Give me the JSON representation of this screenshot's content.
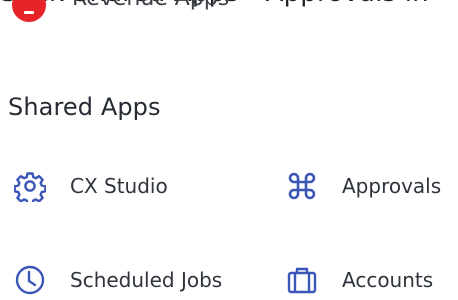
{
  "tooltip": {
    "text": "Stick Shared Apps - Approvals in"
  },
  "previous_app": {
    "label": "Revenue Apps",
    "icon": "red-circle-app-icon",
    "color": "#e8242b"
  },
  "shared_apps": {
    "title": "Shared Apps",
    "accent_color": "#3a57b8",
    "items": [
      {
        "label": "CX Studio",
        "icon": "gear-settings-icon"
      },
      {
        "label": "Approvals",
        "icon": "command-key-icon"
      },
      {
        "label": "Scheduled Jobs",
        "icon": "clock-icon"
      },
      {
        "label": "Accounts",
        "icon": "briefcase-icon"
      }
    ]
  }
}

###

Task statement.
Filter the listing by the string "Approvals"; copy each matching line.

Answer to the problem.
    "text": "Stick Shared Apps - Approvals in"
        "label": "Approvals",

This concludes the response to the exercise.